> **Directions**:
Down to the last line, repeat the entries exactly and drop any image.

> **Information supplied**:

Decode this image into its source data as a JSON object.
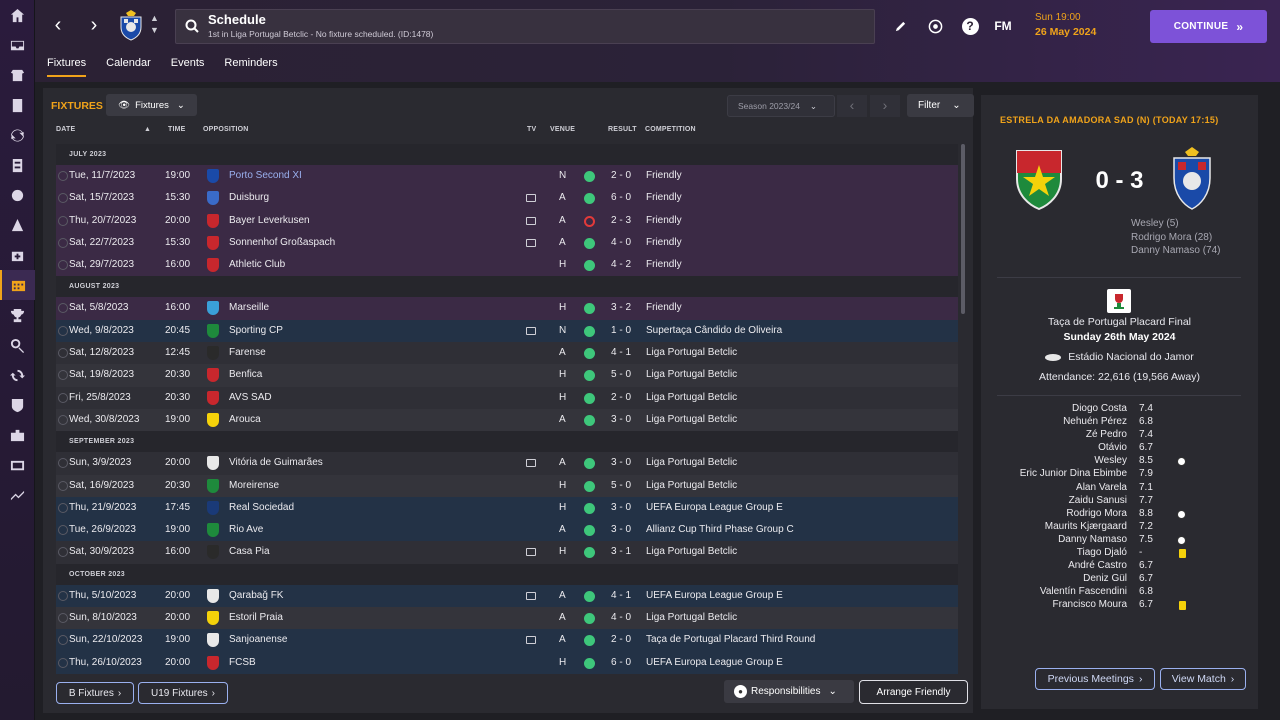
{
  "header": {
    "title": "Schedule",
    "subtitle": "1st in Liga Portugal Betclic - No fixture scheduled. (ID:1478)",
    "fm_label": "FM",
    "date_time": "Sun 19:00",
    "date": "26 May 2024",
    "continue_label": "CONTINUE",
    "tabs": [
      "Fixtures",
      "Calendar",
      "Events",
      "Reminders"
    ]
  },
  "toolbar": {
    "section_title": "FIXTURES",
    "view_label": "Fixtures",
    "season_label": "Season 2023/24",
    "filter_label": "Filter"
  },
  "columns": {
    "date": "DATE",
    "time": "TIME",
    "opposition": "OPPOSITION",
    "tv": "TV",
    "venue": "VENUE",
    "result": "RESULT",
    "competition": "COMPETITION"
  },
  "months": {
    "july": "JULY 2023",
    "august": "AUGUST 2023",
    "september": "SEPTEMBER 2023",
    "october": "OCTOBER 2023"
  },
  "fixtures": [
    {
      "date": "Tue, 11/7/2023",
      "time": "19:00",
      "opp": "Porto Second XI",
      "venue": "N",
      "result": "2 - 0",
      "comp": "Friendly"
    },
    {
      "date": "Sat, 15/7/2023",
      "time": "15:30",
      "opp": "Duisburg",
      "venue": "A",
      "result": "6 - 0",
      "comp": "Friendly"
    },
    {
      "date": "Thu, 20/7/2023",
      "time": "20:00",
      "opp": "Bayer Leverkusen",
      "venue": "A",
      "result": "2 - 3",
      "comp": "Friendly"
    },
    {
      "date": "Sat, 22/7/2023",
      "time": "15:30",
      "opp": "Sonnenhof Großaspach",
      "venue": "A",
      "result": "4 - 0",
      "comp": "Friendly"
    },
    {
      "date": "Sat, 29/7/2023",
      "time": "16:00",
      "opp": "Athletic Club",
      "venue": "H",
      "result": "4 - 2",
      "comp": "Friendly"
    },
    {
      "date": "Sat, 5/8/2023",
      "time": "16:00",
      "opp": "Marseille",
      "venue": "H",
      "result": "3 - 2",
      "comp": "Friendly"
    },
    {
      "date": "Wed, 9/8/2023",
      "time": "20:45",
      "opp": "Sporting CP",
      "venue": "N",
      "result": "1 - 0",
      "comp": "Supertaça Cândido de Oliveira"
    },
    {
      "date": "Sat, 12/8/2023",
      "time": "12:45",
      "opp": "Farense",
      "venue": "A",
      "result": "4 - 1",
      "comp": "Liga Portugal Betclic"
    },
    {
      "date": "Sat, 19/8/2023",
      "time": "20:30",
      "opp": "Benfica",
      "venue": "H",
      "result": "5 - 0",
      "comp": "Liga Portugal Betclic"
    },
    {
      "date": "Fri, 25/8/2023",
      "time": "20:30",
      "opp": "AVS SAD",
      "venue": "H",
      "result": "2 - 0",
      "comp": "Liga Portugal Betclic"
    },
    {
      "date": "Wed, 30/8/2023",
      "time": "19:00",
      "opp": "Arouca",
      "venue": "A",
      "result": "3 - 0",
      "comp": "Liga Portugal Betclic"
    },
    {
      "date": "Sun, 3/9/2023",
      "time": "20:00",
      "opp": "Vitória de Guimarães",
      "venue": "A",
      "result": "3 - 0",
      "comp": "Liga Portugal Betclic"
    },
    {
      "date": "Sat, 16/9/2023",
      "time": "20:30",
      "opp": "Moreirense",
      "venue": "H",
      "result": "5 - 0",
      "comp": "Liga Portugal Betclic"
    },
    {
      "date": "Thu, 21/9/2023",
      "time": "17:45",
      "opp": "Real Sociedad",
      "venue": "H",
      "result": "3 - 0",
      "comp": "UEFA Europa League Group E"
    },
    {
      "date": "Tue, 26/9/2023",
      "time": "19:00",
      "opp": "Rio Ave",
      "venue": "A",
      "result": "3 - 0",
      "comp": "Allianz Cup Third Phase Group C"
    },
    {
      "date": "Sat, 30/9/2023",
      "time": "16:00",
      "opp": "Casa Pia",
      "venue": "H",
      "result": "3 - 1",
      "comp": "Liga Portugal Betclic"
    },
    {
      "date": "Thu, 5/10/2023",
      "time": "20:00",
      "opp": "Qarabağ FK",
      "venue": "A",
      "result": "4 - 1",
      "comp": "UEFA Europa League Group E"
    },
    {
      "date": "Sun, 8/10/2023",
      "time": "20:00",
      "opp": "Estoril Praia",
      "venue": "A",
      "result": "4 - 0",
      "comp": "Liga Portugal Betclic"
    },
    {
      "date": "Sun, 22/10/2023",
      "time": "19:00",
      "opp": "Sanjoanense",
      "venue": "A",
      "result": "2 - 0",
      "comp": "Taça de Portugal Placard Third Round"
    },
    {
      "date": "Thu, 26/10/2023",
      "time": "20:00",
      "opp": "FCSB",
      "venue": "H",
      "result": "6 - 0",
      "comp": "UEFA Europa League Group E"
    }
  ],
  "bottom": {
    "b_fixtures": "B Fixtures",
    "u19_fixtures": "U19 Fixtures",
    "responsibilities": "Responsibilities",
    "arrange_friendly": "Arrange Friendly"
  },
  "match": {
    "heading": "ESTRELA DA AMADORA SAD (N) (TODAY 17:15)",
    "score": "0 - 3",
    "scorers": [
      "Wesley (5)",
      "Rodrigo Mora (28)",
      "Danny Namaso (74)"
    ],
    "competition": "Taça de Portugal Placard Final",
    "date": "Sunday 26th May 2024",
    "stadium": "Estádio Nacional do Jamor",
    "attendance": "Attendance: 22,616 (19,566 Away)",
    "ratings": [
      {
        "name": "Diogo Costa",
        "rating": "7.4"
      },
      {
        "name": "Nehuén Pérez",
        "rating": "6.8"
      },
      {
        "name": "Zé Pedro",
        "rating": "7.4"
      },
      {
        "name": "Otávio",
        "rating": "6.7"
      },
      {
        "name": "Wesley",
        "rating": "8.5"
      },
      {
        "name": "Eric Junior Dina Ebimbe",
        "rating": "7.9"
      },
      {
        "name": "Alan Varela",
        "rating": "7.1"
      },
      {
        "name": "Zaidu Sanusi",
        "rating": "7.7"
      },
      {
        "name": "Rodrigo Mora",
        "rating": "8.8"
      },
      {
        "name": "Maurits Kjærgaard",
        "rating": "7.2"
      },
      {
        "name": "Danny Namaso",
        "rating": "7.5"
      },
      {
        "name": "Tiago Djaló",
        "rating": "-"
      },
      {
        "name": "André Castro",
        "rating": "6.7"
      },
      {
        "name": "Deniz Gül",
        "rating": "6.7"
      },
      {
        "name": "Valentín Fascendini",
        "rating": "6.8"
      },
      {
        "name": "Francisco Moura",
        "rating": "6.7"
      }
    ],
    "previous_meetings": "Previous Meetings",
    "view_match": "View Match"
  },
  "colors": {
    "accent": "#f0a31a",
    "continue": "#7d52d8",
    "win": "#3ec77b",
    "loss": "#e23a3a",
    "link": "#9ab0ef"
  }
}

> **Answer for this exercise**:
Decode this image into its source data as a JSON object.
{
  "header": {
    "title": "Schedule",
    "subtitle": "1st in Liga Portugal Betclic - No fixture scheduled. (ID:1478)",
    "fm_label": "FM",
    "date_time": "Sun 19:00",
    "date": "26 May 2024",
    "continue_label": "CONTINUE",
    "tabs": [
      "Fixtures",
      "Calendar",
      "Events",
      "Reminders"
    ]
  },
  "toolbar": {
    "section_title": "FIXTURES",
    "view_label": "Fixtures",
    "season_label": "Season 2023/24",
    "filter_label": "Filter"
  },
  "columns": {
    "date": "DATE",
    "time": "TIME",
    "opposition": "OPPOSITION",
    "tv": "TV",
    "venue": "VENUE",
    "result": "RESULT",
    "competition": "COMPETITION"
  },
  "months": {
    "july": "JULY 2023",
    "august": "AUGUST 2023",
    "september": "SEPTEMBER 2023",
    "october": "OCTOBER 2023"
  },
  "fixtures": [
    {
      "date": "Tue, 11/7/2023",
      "time": "19:00",
      "opp": "Porto Second XI",
      "venue": "N",
      "result": "2 - 0",
      "comp": "Friendly"
    },
    {
      "date": "Sat, 15/7/2023",
      "time": "15:30",
      "opp": "Duisburg",
      "venue": "A",
      "result": "6 - 0",
      "comp": "Friendly"
    },
    {
      "date": "Thu, 20/7/2023",
      "time": "20:00",
      "opp": "Bayer Leverkusen",
      "venue": "A",
      "result": "2 - 3",
      "comp": "Friendly"
    },
    {
      "date": "Sat, 22/7/2023",
      "time": "15:30",
      "opp": "Sonnenhof Großaspach",
      "venue": "A",
      "result": "4 - 0",
      "comp": "Friendly"
    },
    {
      "date": "Sat, 29/7/2023",
      "time": "16:00",
      "opp": "Athletic Club",
      "venue": "H",
      "result": "4 - 2",
      "comp": "Friendly"
    },
    {
      "date": "Sat, 5/8/2023",
      "time": "16:00",
      "opp": "Marseille",
      "venue": "H",
      "result": "3 - 2",
      "comp": "Friendly"
    },
    {
      "date": "Wed, 9/8/2023",
      "time": "20:45",
      "opp": "Sporting CP",
      "venue": "N",
      "result": "1 - 0",
      "comp": "Supertaça Cândido de Oliveira"
    },
    {
      "date": "Sat, 12/8/2023",
      "time": "12:45",
      "opp": "Farense",
      "venue": "A",
      "result": "4 - 1",
      "comp": "Liga Portugal Betclic"
    },
    {
      "date": "Sat, 19/8/2023",
      "time": "20:30",
      "opp": "Benfica",
      "venue": "H",
      "result": "5 - 0",
      "comp": "Liga Portugal Betclic"
    },
    {
      "date": "Fri, 25/8/2023",
      "time": "20:30",
      "opp": "AVS SAD",
      "venue": "H",
      "result": "2 - 0",
      "comp": "Liga Portugal Betclic"
    },
    {
      "date": "Wed, 30/8/2023",
      "time": "19:00",
      "opp": "Arouca",
      "venue": "A",
      "result": "3 - 0",
      "comp": "Liga Portugal Betclic"
    },
    {
      "date": "Sun, 3/9/2023",
      "time": "20:00",
      "opp": "Vitória de Guimarães",
      "venue": "A",
      "result": "3 - 0",
      "comp": "Liga Portugal Betclic"
    },
    {
      "date": "Sat, 16/9/2023",
      "time": "20:30",
      "opp": "Moreirense",
      "venue": "H",
      "result": "5 - 0",
      "comp": "Liga Portugal Betclic"
    },
    {
      "date": "Thu, 21/9/2023",
      "time": "17:45",
      "opp": "Real Sociedad",
      "venue": "H",
      "result": "3 - 0",
      "comp": "UEFA Europa League Group E"
    },
    {
      "date": "Tue, 26/9/2023",
      "time": "19:00",
      "opp": "Rio Ave",
      "venue": "A",
      "result": "3 - 0",
      "comp": "Allianz Cup Third Phase Group C"
    },
    {
      "date": "Sat, 30/9/2023",
      "time": "16:00",
      "opp": "Casa Pia",
      "venue": "H",
      "result": "3 - 1",
      "comp": "Liga Portugal Betclic"
    },
    {
      "date": "Thu, 5/10/2023",
      "time": "20:00",
      "opp": "Qarabağ FK",
      "venue": "A",
      "result": "4 - 1",
      "comp": "UEFA Europa League Group E"
    },
    {
      "date": "Sun, 8/10/2023",
      "time": "20:00",
      "opp": "Estoril Praia",
      "venue": "A",
      "result": "4 - 0",
      "comp": "Liga Portugal Betclic"
    },
    {
      "date": "Sun, 22/10/2023",
      "time": "19:00",
      "opp": "Sanjoanense",
      "venue": "A",
      "result": "2 - 0",
      "comp": "Taça de Portugal Placard Third Round"
    },
    {
      "date": "Thu, 26/10/2023",
      "time": "20:00",
      "opp": "FCSB",
      "venue": "H",
      "result": "6 - 0",
      "comp": "UEFA Europa League Group E"
    }
  ],
  "bottom": {
    "b_fixtures": "B Fixtures",
    "u19_fixtures": "U19 Fixtures",
    "responsibilities": "Responsibilities",
    "arrange_friendly": "Arrange Friendly"
  },
  "match": {
    "heading": "ESTRELA DA AMADORA SAD (N) (TODAY 17:15)",
    "score": "0 - 3",
    "scorers": [
      "Wesley (5)",
      "Rodrigo Mora (28)",
      "Danny Namaso (74)"
    ],
    "competition": "Taça de Portugal Placard Final",
    "date": "Sunday 26th May 2024",
    "stadium": "Estádio Nacional do Jamor",
    "attendance": "Attendance: 22,616 (19,566 Away)",
    "ratings": [
      {
        "name": "Diogo Costa",
        "rating": "7.4"
      },
      {
        "name": "Nehuén Pérez",
        "rating": "6.8"
      },
      {
        "name": "Zé Pedro",
        "rating": "7.4"
      },
      {
        "name": "Otávio",
        "rating": "6.7"
      },
      {
        "name": "Wesley",
        "rating": "8.5"
      },
      {
        "name": "Eric Junior Dina Ebimbe",
        "rating": "7.9"
      },
      {
        "name": "Alan Varela",
        "rating": "7.1"
      },
      {
        "name": "Zaidu Sanusi",
        "rating": "7.7"
      },
      {
        "name": "Rodrigo Mora",
        "rating": "8.8"
      },
      {
        "name": "Maurits Kjærgaard",
        "rating": "7.2"
      },
      {
        "name": "Danny Namaso",
        "rating": "7.5"
      },
      {
        "name": "Tiago Djaló",
        "rating": "-"
      },
      {
        "name": "André Castro",
        "rating": "6.7"
      },
      {
        "name": "Deniz Gül",
        "rating": "6.7"
      },
      {
        "name": "Valentín Fascendini",
        "rating": "6.8"
      },
      {
        "name": "Francisco Moura",
        "rating": "6.7"
      }
    ],
    "previous_meetings": "Previous Meetings",
    "view_match": "View Match"
  },
  "colors": {
    "accent": "#f0a31a",
    "continue": "#7d52d8",
    "win": "#3ec77b",
    "loss": "#e23a3a",
    "link": "#9ab0ef"
  }
}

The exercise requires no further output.